Islamic State of West Africa Province [ISWAP] and Islamic State in the Greater Sahel [ISGS] pledges allegiance to Islamic State of Iraq and Syria [ISIS]. Captured military hardware from their attacks on ‘state armed groups’ locations had these extremists and jihadists become daring and effrontery.
The Sahel and The Greater Sahara countries witnessed some unprecedented terrorists, extremists and jihadists’ attacks activities. Mohamed Ibn Chambas, UN Special Representative and Head of the UN Office for West Africa and the Sahel [UNOWAS], told the Council in its first formal meeting of the year.
The United Nations Office for West Africa and the Sahel [UNOWAS] chief elaborated on terrorist-attack casualties in Burkina Faso Mali and Niger, which have leapt five-fold since 2016 – with more than 4,000 deaths reported in 2019 alone as compared to some 770 three years earlier.
According Mohammed Ibn-Chambas, “West Africa and G-5 Sahel and Greater Sahara countries region has experienced a devastating surge in terrorist attacks against civilian and military targets”.
“Most significantly,” Mohammed Ibn-Chambas said, “the geographic focus of terrorist attacks has shifted eastwards from Mali to Burkina Faso and is increasingly threatening West African Coastal States”.

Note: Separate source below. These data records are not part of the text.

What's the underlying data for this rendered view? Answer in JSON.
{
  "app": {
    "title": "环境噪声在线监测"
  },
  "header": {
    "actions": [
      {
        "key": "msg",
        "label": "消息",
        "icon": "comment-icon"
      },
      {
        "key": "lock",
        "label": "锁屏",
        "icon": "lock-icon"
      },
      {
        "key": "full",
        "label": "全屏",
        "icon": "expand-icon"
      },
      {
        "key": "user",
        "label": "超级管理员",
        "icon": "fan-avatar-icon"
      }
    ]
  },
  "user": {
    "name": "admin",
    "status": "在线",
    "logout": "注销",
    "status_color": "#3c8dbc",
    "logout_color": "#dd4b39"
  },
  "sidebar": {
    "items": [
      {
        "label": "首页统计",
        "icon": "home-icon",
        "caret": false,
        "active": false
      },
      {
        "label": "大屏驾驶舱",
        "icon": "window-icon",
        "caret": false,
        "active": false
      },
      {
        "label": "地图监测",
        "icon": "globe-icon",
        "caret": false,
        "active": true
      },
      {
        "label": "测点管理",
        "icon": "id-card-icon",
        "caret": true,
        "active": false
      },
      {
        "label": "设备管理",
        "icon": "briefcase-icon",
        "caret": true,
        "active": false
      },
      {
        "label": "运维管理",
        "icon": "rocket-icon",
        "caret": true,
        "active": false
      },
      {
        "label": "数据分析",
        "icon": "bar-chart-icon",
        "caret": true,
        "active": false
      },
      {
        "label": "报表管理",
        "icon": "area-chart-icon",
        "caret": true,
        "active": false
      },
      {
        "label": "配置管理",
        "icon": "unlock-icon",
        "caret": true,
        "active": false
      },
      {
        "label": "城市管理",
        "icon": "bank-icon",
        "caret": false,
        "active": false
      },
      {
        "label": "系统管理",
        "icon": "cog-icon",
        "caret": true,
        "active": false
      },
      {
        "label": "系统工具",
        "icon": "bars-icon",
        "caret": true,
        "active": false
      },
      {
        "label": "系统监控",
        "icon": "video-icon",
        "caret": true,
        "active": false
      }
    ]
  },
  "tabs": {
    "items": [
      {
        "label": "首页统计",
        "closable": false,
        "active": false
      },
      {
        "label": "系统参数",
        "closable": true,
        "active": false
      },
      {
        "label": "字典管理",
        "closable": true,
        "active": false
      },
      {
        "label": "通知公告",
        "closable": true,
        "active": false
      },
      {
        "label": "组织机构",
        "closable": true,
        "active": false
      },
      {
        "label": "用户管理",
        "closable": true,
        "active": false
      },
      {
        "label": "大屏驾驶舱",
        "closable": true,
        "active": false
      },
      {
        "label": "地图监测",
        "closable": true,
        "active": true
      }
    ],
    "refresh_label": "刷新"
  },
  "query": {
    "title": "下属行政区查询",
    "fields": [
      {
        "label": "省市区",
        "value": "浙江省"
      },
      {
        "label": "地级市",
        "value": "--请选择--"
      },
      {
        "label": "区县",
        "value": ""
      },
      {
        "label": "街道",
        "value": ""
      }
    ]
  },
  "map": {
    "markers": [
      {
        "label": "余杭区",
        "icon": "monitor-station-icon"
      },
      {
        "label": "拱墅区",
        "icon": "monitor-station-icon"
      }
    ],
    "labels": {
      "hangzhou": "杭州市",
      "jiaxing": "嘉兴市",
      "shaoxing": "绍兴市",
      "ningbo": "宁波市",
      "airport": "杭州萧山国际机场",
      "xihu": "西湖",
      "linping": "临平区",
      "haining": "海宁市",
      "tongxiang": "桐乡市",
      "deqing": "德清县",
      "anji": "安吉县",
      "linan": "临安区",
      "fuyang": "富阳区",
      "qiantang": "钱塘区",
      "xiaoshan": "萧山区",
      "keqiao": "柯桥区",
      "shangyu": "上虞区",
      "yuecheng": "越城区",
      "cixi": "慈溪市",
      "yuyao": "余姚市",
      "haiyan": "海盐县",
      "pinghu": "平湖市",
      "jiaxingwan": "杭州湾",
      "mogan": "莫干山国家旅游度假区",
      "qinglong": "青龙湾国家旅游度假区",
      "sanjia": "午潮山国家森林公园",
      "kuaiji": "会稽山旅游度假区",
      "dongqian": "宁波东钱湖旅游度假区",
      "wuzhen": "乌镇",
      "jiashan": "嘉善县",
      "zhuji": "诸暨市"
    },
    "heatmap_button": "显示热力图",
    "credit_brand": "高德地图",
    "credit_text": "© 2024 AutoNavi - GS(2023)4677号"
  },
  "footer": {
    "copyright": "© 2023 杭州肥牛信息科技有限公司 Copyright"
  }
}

Mohammed Ibn-Chambas previously served as the UN SRSG and Head of the Joint UN-AU Peacekeeping Mission in Darfur [2012-2014], the Secretary-General of the African Carribean and Pacific Group of States [2010-2012] and the President of the Economic Community of West African States [ECOWAS, 2006-2009]
The G-5 Sahel [Niger, Mali, Burkina Faso, Chad and Mauritania] and Greater Sahara is the most militarized zone in the entire sub-Saharan Africa and home to;
1. United Nations 15,000 Multidimensional Integrated Stabilization Mission [MINUSA] in Bamako, Mali [the third largest UN Peacekeeping troops in the world].
2. European Union-EUCAP Sahel, Mali and EUTM Mali.
3. United States Intelligence, Surveillance and Reconnaissance [ISR] 201 Air Station, in the northern city of Agadez, Niger.
4. France 4,500 Operation Barkhane, stationed in N’Djamena, Chad.
5. French Army 3 Reaper Drones Airbase, near Niamey, Niger.
Yet extremists and jihadists’ attacks seem unstoppable in the G-5 Sahel [Mali, Niger, Burkina Faso, Chad and Mauritania], Greater Sahara, Nigeria and Cameroon…..